The surprising results of a recent study show that soccer computer games turn gamers more aggressive than those who play seemingly more-aggressive games, like violent war games.
It explained that while participants remain 'numb' when they see someone being 'killed' on screen, apparently harmless games that mirror real life can have a far greater effect.
Psychologists Simon Goodson and Sarah Pearson from the University of Huddersfield have found stronger physical and emotional reactions among volunteers playing football games than violent games.
They conducted the study on 40 male and female participants who were asked to play either a violent video game or a football game.
They measured the heart rate, respiration and brain activity of the participants before and during the game. The results showed that 'killing' someone in a game caused little brain activity, but conceding a goal or a foul, caused high levels of activity.
"There is much concern over the effects of violent video games and how these contribute to general aggression. However, this research indicates that "killing" someone is not as "real" as playing a sport, and that the brain recognises this and doesn't react in the same way," the Daily Mail quoted Goodson, as saying.

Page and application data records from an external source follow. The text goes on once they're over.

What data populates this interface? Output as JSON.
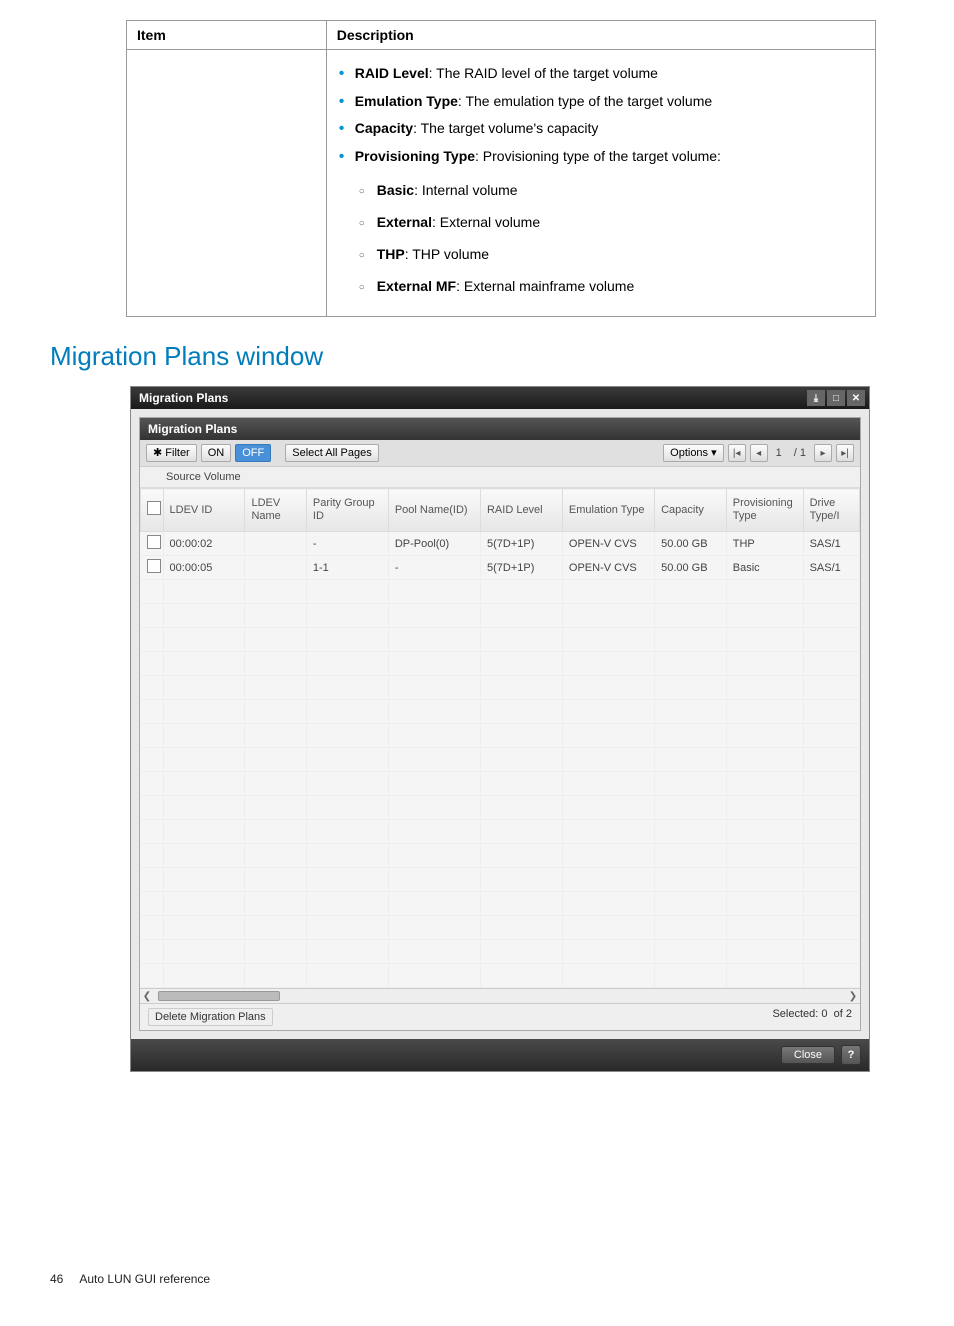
{
  "doc_table": {
    "head_item": "Item",
    "head_desc": "Description",
    "bullets": [
      {
        "b": "RAID Level",
        "t": ": The RAID level of the target volume"
      },
      {
        "b": "Emulation Type",
        "t": ": The emulation type of the target volume"
      },
      {
        "b": "Capacity",
        "t": ": The target volume's capacity"
      },
      {
        "b": "Provisioning Type",
        "t": ": Provisioning type of the target volume:"
      }
    ],
    "sub_bullets": [
      {
        "b": "Basic",
        "t": ": Internal volume"
      },
      {
        "b": "External",
        "t": ": External volume"
      },
      {
        "b": "THP",
        "t": ": THP volume"
      },
      {
        "b": "External MF",
        "t": ": External mainframe volume"
      }
    ]
  },
  "section_title": "Migration Plans window",
  "modal": {
    "title": "Migration Plans",
    "panel_title": "Migration Plans",
    "filter_label": "Filter",
    "on_label": "ON",
    "off_label": "OFF",
    "select_all_label": "Select All Pages",
    "options_label": "Options ▾",
    "page_current": "1",
    "page_total": "/ 1",
    "subheader": "Source Volume",
    "columns": [
      "LDEV ID",
      "LDEV Name",
      "Parity Group ID",
      "Pool Name(ID)",
      "RAID Level",
      "Emulation Type",
      "Capacity",
      "Provisioning Type",
      "Drive Type/I"
    ],
    "rows": [
      {
        "ldev_id": "00:00:02",
        "ldev_name": "",
        "pg": "-",
        "pool": "DP-Pool(0)",
        "raid": "5(7D+1P)",
        "emu": "OPEN-V CVS",
        "cap": "50.00 GB",
        "prov": "THP",
        "drv": "SAS/1"
      },
      {
        "ldev_id": "00:00:05",
        "ldev_name": "",
        "pg": "1-1",
        "pool": "-",
        "raid": "5(7D+1P)",
        "emu": "OPEN-V CVS",
        "cap": "50.00 GB",
        "prov": "Basic",
        "drv": "SAS/1"
      }
    ],
    "blank_rows": 17,
    "delete_label": "Delete Migration Plans",
    "selected_label": "Selected:",
    "selected_count": "0",
    "of_label": "of",
    "total_count": "2",
    "close_label": "Close",
    "help_label": "?"
  },
  "footer": {
    "page_no": "46",
    "title": "Auto LUN GUI reference"
  }
}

The study will be presented at the British Psychological Society's annual conference in Glasgow.